Making Pet Shop Boys: Yes
By Classic Pop | June 30, 2021
Released in March 2009 Pet Shop Boys’ Yes found the duo teaming up with Brian Higgins and Xenomania, the UK’s top pop producers of the 2000s… By Ian Ravendale
Pet Shop Boys’ Yes was the duo’s biggest-selling album of the 00s. But it almost didn’t happen.
Producer Brian Higgins had recently come away from a difficult week working with Franz Ferdinand and had a sneaky suspicion that Chris Lowe and Neil Tennant could prove to be as tricky, if not more so, than the Scottish art-rockers.
Higgins was all set to politely decline the duo’s approach but felt he had to do it face to face, rather than remotely via their respective managers.
A meeting was set up in Higgins’ Xenomania studios in Kent to discuss the viability of a potential production tie-up. Much to their surprise, the producer told Lowe and Tennant why he thought he’d be bad for them and explained he had no interest in anything he didn’t like.
The pair had been expecting Higgins to snatch their hands off, and his approach made them want to work with him even more. They argued that Higgins would push their standards higher and even though he thought they could be difficult, Pet Shop Boys too had a clear vision of what they wanted.
Speaking to Julian Marszalek of The Quietus in March 2009, Tennant described their reaction on meeting Brian Higgins; “We really liked him. He was a real character. He’s totally committed to pop music and making hit records – more so than anybody else that we met.
“The set-up at his studio was great… he has this house with all these different rooms with all these different people all making music. You’d have Girls Aloud and Alesha Dixon tripping through.
“Because we’re a duo, we welcome people to come and play on our records. We arrived there with very, very completed demos and we’re quite happy for them to play with them and do what they want.”
As part of this ‘open house’ the Human League’s Philip Oakey sang on This Used To Be The Future and Johnny Marr added his distinctive guitar playing to four tracks, two of which he also played harmonica on.
Xenomania was formed as a production team in the early 2000s after Higgins had met songwriter and producer Miranda Cooper.
Since then the outfit has worked with artists including Cher (with Higgins writing Believe, her biggest-ever hit), both Minogues, The Saturdays, Sophie Ellis-Bextor, and the Sugababes with Round Round.
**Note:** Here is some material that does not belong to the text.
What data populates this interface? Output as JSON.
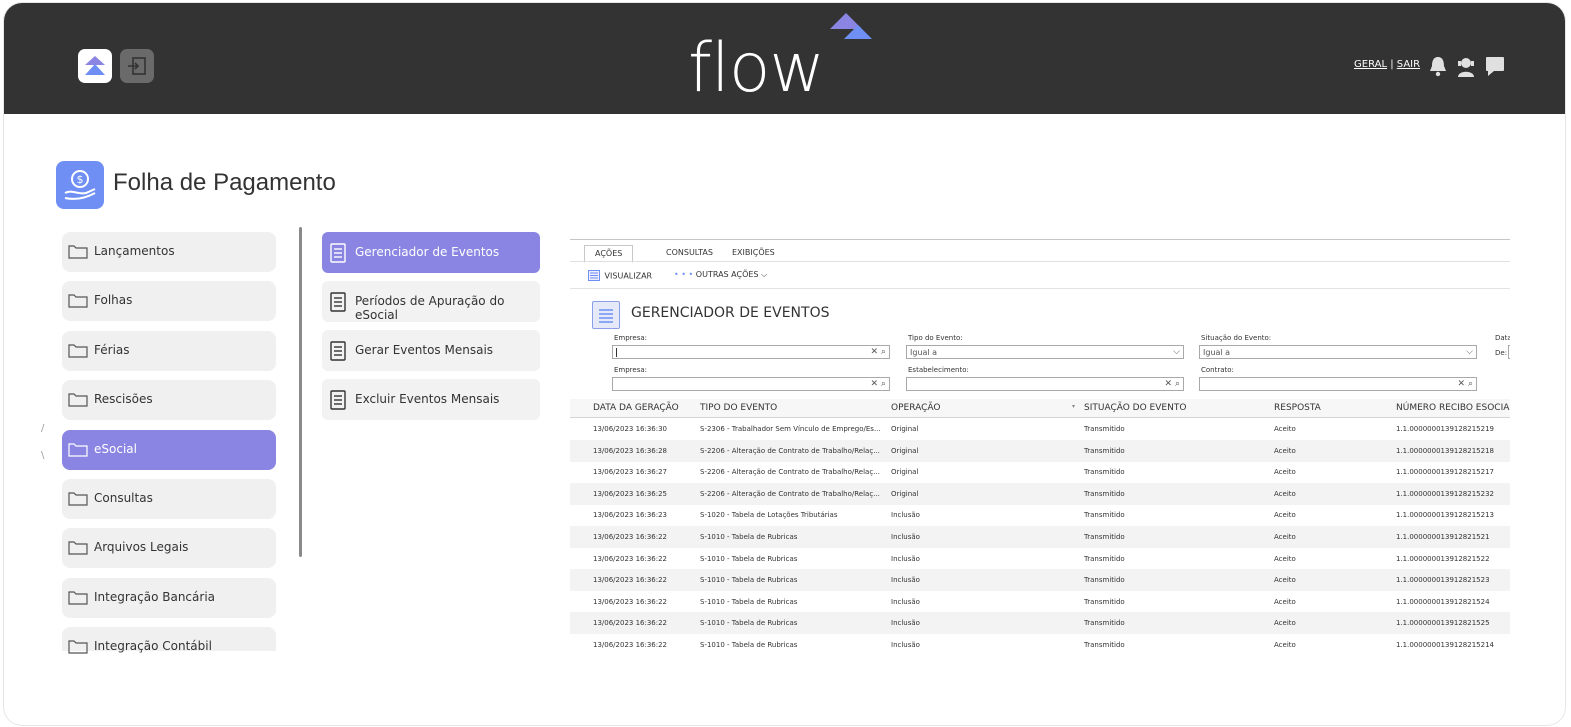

The organisation’s longest-standing arrangement was with Girls Aloud; all but one of their albums were written and produced by Higgins and his writers, and played by the Xenomania in-house musicians.
According to a July 2009 interview with Tennant in The Scotsman before Yes was conceived, half the songs were originally intended for Kylie Minogue. “This album is so pop,” Neil said. “Like every other songwriting team in London we were asked to write songs for Kylie two years ago when we were mid-tour. We wrote four or five, and never heard anything.”
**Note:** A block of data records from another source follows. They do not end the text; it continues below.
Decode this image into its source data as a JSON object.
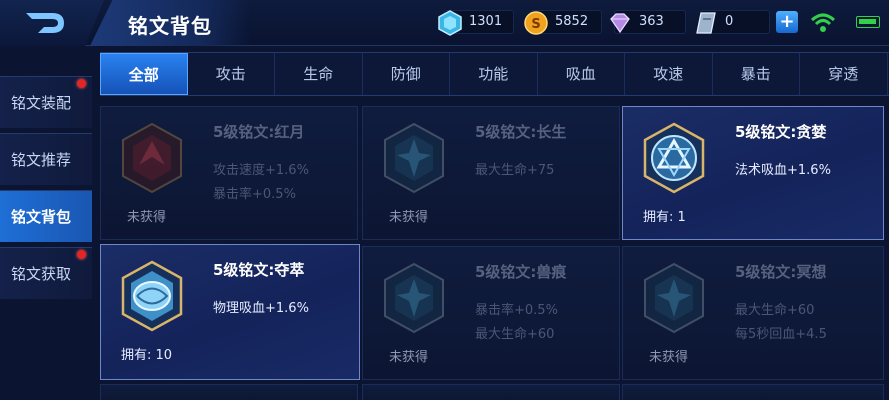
{
  "header": {
    "title": "铭文背包"
  },
  "currencies": [
    {
      "icon": "blue-crystal-icon",
      "value": "1301"
    },
    {
      "icon": "gold-coin-icon",
      "value": "5852"
    },
    {
      "icon": "purple-diamond-icon",
      "value": "363"
    },
    {
      "icon": "inscription-fragment-icon",
      "value": "0"
    }
  ],
  "sidebar": {
    "items": [
      {
        "label": "铭文装配",
        "badge": true
      },
      {
        "label": "铭文推荐",
        "badge": false
      },
      {
        "label": "铭文背包",
        "badge": false,
        "active": true
      },
      {
        "label": "铭文获取",
        "badge": true
      }
    ]
  },
  "tabs": [
    "全部",
    "攻击",
    "生命",
    "防御",
    "功能",
    "吸血",
    "攻速",
    "暴击",
    "穿透"
  ],
  "cards": [
    {
      "name": "5级铭文:红月",
      "stats": [
        "攻击速度+1.6%",
        "暴击率+0.5%"
      ],
      "status": "未获得",
      "owned": false,
      "color": "red"
    },
    {
      "name": "5级铭文:长生",
      "stats": [
        "最大生命+75"
      ],
      "status": "未获得",
      "owned": false,
      "color": "blue"
    },
    {
      "name": "5级铭文:贪婪",
      "stats": [
        "法术吸血+1.6%"
      ],
      "status": "拥有: 1",
      "owned": true,
      "color": "blue"
    },
    {
      "name": "5级铭文:夺萃",
      "stats": [
        "物理吸血+1.6%"
      ],
      "status": "拥有: 10",
      "owned": true,
      "color": "blue"
    },
    {
      "name": "5级铭文:兽痕",
      "stats": [
        "暴击率+0.5%",
        "最大生命+60"
      ],
      "status": "未获得",
      "owned": false,
      "color": "blue"
    },
    {
      "name": "5级铭文:冥想",
      "stats": [
        "最大生命+60",
        "每5秒回血+4.5"
      ],
      "status": "未获得",
      "owned": false,
      "color": "blue"
    }
  ],
  "colors": {
    "accent": "#1e6fd6",
    "background": "#0b1430",
    "badge": "#e52424"
  }
}
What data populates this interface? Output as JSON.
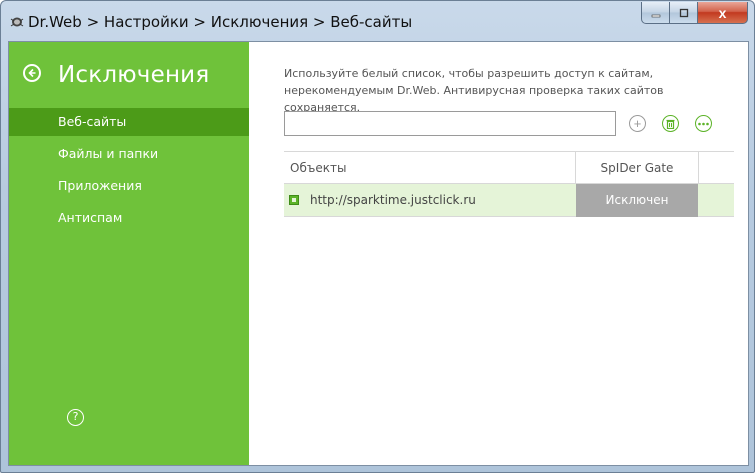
{
  "window": {
    "title": "Dr.Web > Настройки > Исключения > Веб-сайты",
    "close_glyph": "x"
  },
  "sidebar": {
    "title": "Исключения",
    "items": [
      {
        "label": "Веб-сайты",
        "active": true
      },
      {
        "label": "Файлы и папки",
        "active": false
      },
      {
        "label": "Приложения",
        "active": false
      },
      {
        "label": "Антиспам",
        "active": false
      }
    ],
    "help_glyph": "?"
  },
  "main": {
    "description": "Используйте белый список, чтобы разрешить доступ к сайтам, нерекомендуемым Dr.Web. Антивирусная проверка таких сайтов сохраняется.",
    "search": {
      "value": "",
      "placeholder": ""
    },
    "add_glyph": "+",
    "table": {
      "columns": [
        "Объекты",
        "SpIDer Gate"
      ],
      "rows": [
        {
          "url": "http://sparktime.justclick.ru",
          "status": "Исключен",
          "checked": true
        }
      ]
    }
  },
  "colors": {
    "sidebar_bg": "#6fc23a",
    "sidebar_active": "#4c9b18",
    "row_highlight": "#e5f4d8",
    "status_bg": "#a8a8a8",
    "accent": "#5cb328"
  },
  "icons": {
    "app": "drweb-spider-icon",
    "back": "back-arrow-icon",
    "add": "plus-circle-icon",
    "delete": "trash-icon",
    "more": "ellipsis-icon",
    "help": "question-icon"
  }
}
The subject matter of Pandemonium, Yes’s ninth track and lead-off single, is maybe not what the listener would expect: “The idea is that it’s Kate Moss singing about Pete Doherty. There’s total chaos going on – that’s where I got the lyrical idea.”
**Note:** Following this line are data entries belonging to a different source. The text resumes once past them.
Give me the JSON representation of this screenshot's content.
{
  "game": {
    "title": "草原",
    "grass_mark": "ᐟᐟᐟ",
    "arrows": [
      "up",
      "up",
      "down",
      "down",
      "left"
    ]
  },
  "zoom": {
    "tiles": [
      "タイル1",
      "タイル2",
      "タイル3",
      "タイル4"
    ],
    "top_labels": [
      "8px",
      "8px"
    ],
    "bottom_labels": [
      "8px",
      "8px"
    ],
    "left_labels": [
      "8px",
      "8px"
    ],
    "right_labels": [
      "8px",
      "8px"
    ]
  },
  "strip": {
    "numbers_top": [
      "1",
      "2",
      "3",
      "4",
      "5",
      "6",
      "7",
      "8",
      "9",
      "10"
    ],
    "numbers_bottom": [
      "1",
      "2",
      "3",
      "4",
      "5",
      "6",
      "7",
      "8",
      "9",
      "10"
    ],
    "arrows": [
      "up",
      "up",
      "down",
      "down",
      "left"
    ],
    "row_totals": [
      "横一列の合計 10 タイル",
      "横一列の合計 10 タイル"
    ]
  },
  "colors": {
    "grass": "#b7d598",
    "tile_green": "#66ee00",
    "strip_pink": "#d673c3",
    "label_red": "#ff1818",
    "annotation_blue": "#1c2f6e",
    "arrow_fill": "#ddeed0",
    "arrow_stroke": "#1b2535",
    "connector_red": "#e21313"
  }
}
SONGWRITING THE XENOMANIA WAY
Once Higgins and Pet Shop Boys had agreed to work together, Tennant and Lowe jumped into the approach to songwriting favoured by Brian and his team.
From the Yes album, Love Etc, More Than A Dream and The Way It Used To Be were written by a combination of Neil and Chris and Xenomania’s Higgins, Cooper, Owen Parker and Tim Powell.
The opening melody and much of the backing track for Love Etc were actually generated by Brian Higgins and Miranda Cooper before Chris and Neil got involved.
The duo took what Xenomania had come up with, and developed it. “I don’t think Neil ‘got it’ initially,” reported Higgins in the July 2009 edition of Literally magazine.
“I think Chris got Neil into it. I didn’t want to play it [to them], and then thought… this is a move they could and should make. It was very different for them. It was much more aggressive – which is not a word you would apply to the Pet Shop Boys, particularly.”
In March 2009 Love Etc made No. 14 in the UK singles chart, while Yes hit No. 4 in the album charts the following month. The single and the follow-up Did You See Me Coming both became No. 1’s in the US dance chart.